Compassion is something I struggle with. Not because I don’t feel it, but sometimes because I feel it too much and it becomes immobilizing.
What is compassion? And how can we act upon our feelings instead of being stuck in them?
Compassion is defined as “sympathetic pity and concern for the sufferings or misfortunes of others.” A great example of something that inspired feelings of compassion in me today is the New York Times article concerning Uma Thurman’s account of her abuse by both Harvey Weinstein and Quentin Tarantino. I can’t help but feel sorry for her, for the terrible things she had to go through, and I share her feelings of frustration and anger with the kind of men who would deliberately put her in harm’s way or personally assault her.
This is the kind of thing women have to deal with every day. I’m a woman. I have felt those exact feelings, walked in her shoes. And so I sympathize with her.
But my feelings can often get in the way of taking action. How does one lead a compassionate life, without feeling this overwhelming wave of pity and sadness that eventually sours to anger?
Here are three good examples of how we can try to put our compassionate feelings into concrete actions:
- Show kindness to others, without expecting anything in return.
- Think before speaking (and, in the age of social media, before writing!), to be sure your words are coming from a place of love.
- Practice active listening, allowing others the chance to speak and be heard.
Regarding the article on Uma Thurman, I still don’t quite know how I can turn my compassionate feelings for what she has suffered into a concrete action. But I do know that I seek to support women who have suffered similar abuse, and that I want to help amplify their voices so that real change can occur. Part of the way I plan to do that is by publishing an issue of my literary magazine, Black Heart, on the theme “A World Without Men.”

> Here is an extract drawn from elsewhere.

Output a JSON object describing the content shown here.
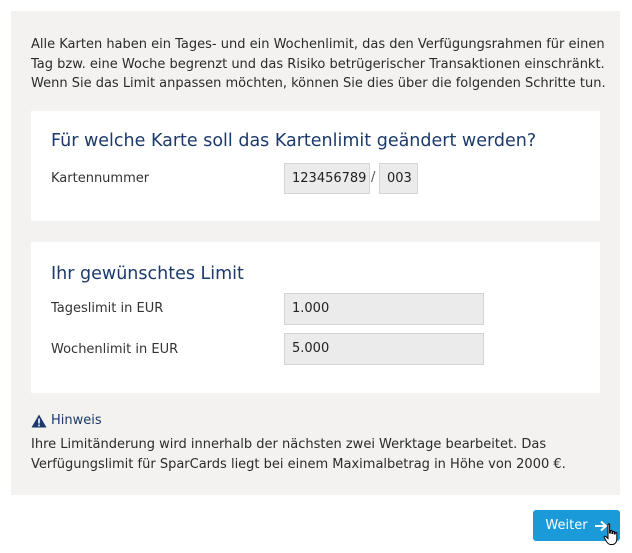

If you would like to share your story, please be sure to read my full submission guidelines for the issue here.